It was there that the young boy, who was named Lopepe by his mother (which means fast, in his native language), got the nickname, Lopez, which he later officially adopted.
And, it was there that a group of boys talked him into walking five miles to a nearby village to watch the 2000 Olympics in Atlanta on a grainy black and white TV and saw U.S. runner Michael Johnson win the gold medal in the 400-meter race, setting the spark of his Olympic dreams.
Soon afterwards, a Catholic priest at the camp told him to write an essay about his life because the United States Catholic Bishops’ Migration and Refugee Service (MRS) had received permission to take some of the children in the refugee camp to America.
He told Christianity Today recently that he started his essay about church, where he was first abducted, and ended with church, where he learned of the opportunity for freedom.
|Lopez with parents; Robert and Barbara Rodgers...|
“There were a lot of concerns but I figured that if God had told us to do this, he probably had a handle on things,” Robert Rodgers says. In fact, the experience with Lopez was so rewarding that the couple later took in five more Sudanese boys.
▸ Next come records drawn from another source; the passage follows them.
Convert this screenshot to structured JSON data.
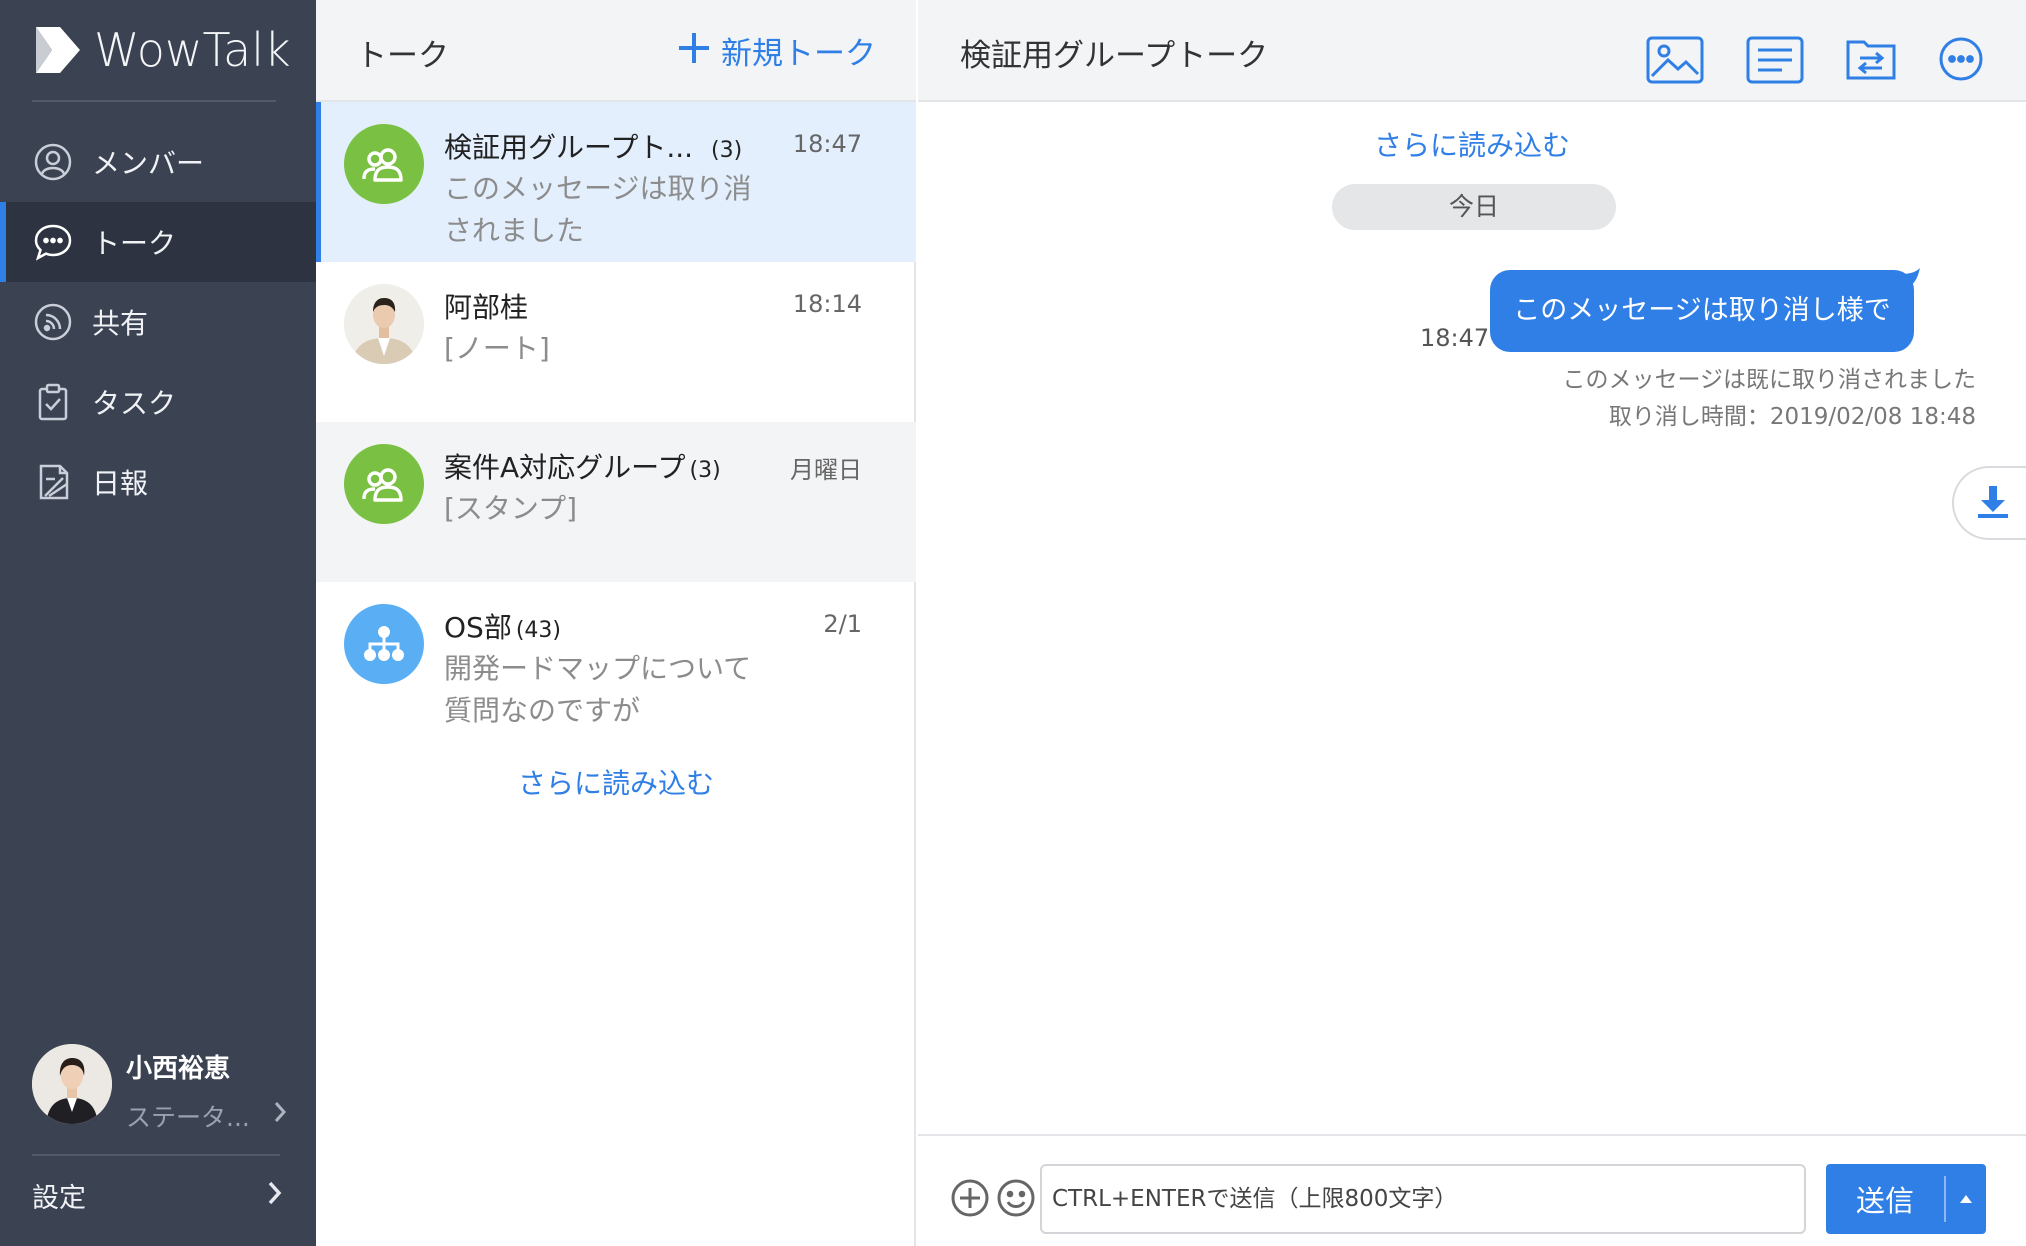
{
  "app": {
    "name": "WowTalk"
  },
  "sidebar": {
    "items": [
      {
        "label": "メンバー",
        "icon": "member-icon",
        "active": false
      },
      {
        "label": "トーク",
        "icon": "talk-icon",
        "active": true
      },
      {
        "label": "共有",
        "icon": "share-icon",
        "active": false
      },
      {
        "label": "タスク",
        "icon": "task-icon",
        "active": false
      },
      {
        "label": "日報",
        "icon": "daily-report-icon",
        "active": false
      }
    ],
    "profile": {
      "name": "小西裕恵",
      "status": "ステータ..."
    },
    "settings_label": "設定"
  },
  "talk_list": {
    "title": "トーク",
    "new_talk_label": "新規トーク",
    "items": [
      {
        "name": "検証用グループト...",
        "count": "(3)",
        "time": "18:47",
        "preview": "このメッセージは取り消されました",
        "avatar": "group-icon",
        "selected": true
      },
      {
        "name": "阿部桂",
        "count": "",
        "time": "18:14",
        "preview": "[ノート]",
        "avatar": "user-photo",
        "selected": false
      },
      {
        "name": "案件A対応グループ",
        "count": "(3)",
        "time": "月曜日",
        "preview": "[スタンプ]",
        "avatar": "group-icon",
        "selected": false
      },
      {
        "name": "OS部",
        "count": "(43)",
        "time": "2/1",
        "preview": "開発ードマップについて質問なのですが",
        "avatar": "org-chart-icon",
        "selected": false
      }
    ],
    "load_more": "さらに読み込む"
  },
  "chat": {
    "title": "検証用グループトーク",
    "header_icons": [
      "image-icon",
      "notes-icon",
      "file-transfer-icon",
      "more-icon"
    ],
    "load_more": "さらに読み込む",
    "date_divider": "今日",
    "message": {
      "text": "このメッセージは取り消し様です。",
      "time": "18:47",
      "recall_notice": "このメッセージは既に取り消されました",
      "recall_time": "取り消し時間：2019/02/08 18:48"
    },
    "composer": {
      "placeholder": "CTRL+ENTERで送信（上限800文字）",
      "send_label": "送信"
    }
  },
  "colors": {
    "accent": "#2f7fe6",
    "sidebar_bg": "#3b4252",
    "group_avatar": "#7ac042",
    "org_avatar": "#5aaef3"
  }
}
Since first arriving at JFK Airport, a lot has happened in Lomong’s life. He became a high school cross country track standout in Tully. He went back to Africa and was reunited with his mother and family, who also thought he was dead and had buried him in absentia, and met two brothers he didn't know he had. He became an American Citizen and made the U.S. Olympic Team in 2007 and two years later, he traveled back to Africa to bring his younger brothers to the U.S. to attend school.
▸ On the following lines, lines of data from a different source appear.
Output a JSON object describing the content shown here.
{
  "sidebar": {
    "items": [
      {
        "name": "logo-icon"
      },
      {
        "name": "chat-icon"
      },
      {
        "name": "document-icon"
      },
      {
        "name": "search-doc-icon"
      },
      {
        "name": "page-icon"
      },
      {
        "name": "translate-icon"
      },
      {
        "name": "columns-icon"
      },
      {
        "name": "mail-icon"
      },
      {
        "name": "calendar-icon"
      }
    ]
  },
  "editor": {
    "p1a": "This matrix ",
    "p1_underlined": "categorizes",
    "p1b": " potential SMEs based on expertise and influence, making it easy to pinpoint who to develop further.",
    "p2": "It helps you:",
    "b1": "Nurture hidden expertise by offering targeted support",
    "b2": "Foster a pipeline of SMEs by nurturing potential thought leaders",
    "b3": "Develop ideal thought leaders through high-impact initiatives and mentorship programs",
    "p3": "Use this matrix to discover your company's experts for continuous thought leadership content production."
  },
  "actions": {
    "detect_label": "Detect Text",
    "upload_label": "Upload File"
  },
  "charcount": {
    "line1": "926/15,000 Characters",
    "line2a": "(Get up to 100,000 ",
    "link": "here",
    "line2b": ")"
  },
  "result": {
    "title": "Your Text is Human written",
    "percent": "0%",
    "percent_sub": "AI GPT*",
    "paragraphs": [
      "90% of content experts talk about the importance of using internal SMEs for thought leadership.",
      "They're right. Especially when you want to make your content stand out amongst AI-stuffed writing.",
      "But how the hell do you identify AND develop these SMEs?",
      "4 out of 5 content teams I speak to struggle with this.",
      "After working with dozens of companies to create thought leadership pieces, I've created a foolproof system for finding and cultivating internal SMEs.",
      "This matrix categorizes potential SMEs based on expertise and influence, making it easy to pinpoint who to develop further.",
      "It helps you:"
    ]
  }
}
It's enough to fill a book and it has. His autobiography Running for My Life; One Lost Boys' Journey from the Killing Fields of Sudan to the Olympic Games, was recently released.
Through it all, Lomong has remained humble, optimistic and grateful to God for everything he has endured. Moreover, he is using his stardom to bring attention to the plight of his homeland and started a foundation, the Lopez Lomong Foundation 4 South Sudan, to raise money and awareness to provide basic needs for his village, including the building of the Lopez Lomong School and Kimotong Reconciliation Church, the Catholic Church where he was abducted from in 1991, which was destroyed during the years of civil wars.
On Saturday, when he steps on the track in London to compete in the 5000 meters finals, which my family and I will no doubt be watching, Lopez Lomong will not only be running for a gold medal, his adoptive country and teammates. He will be running for God, all those that made an impact on his life and to give hope to the children of his homeland and around the world that a poor boy from Kimotong, Sudan, who didn’t have a family or home, can grow up to, not only have both, but be an Olympic champion…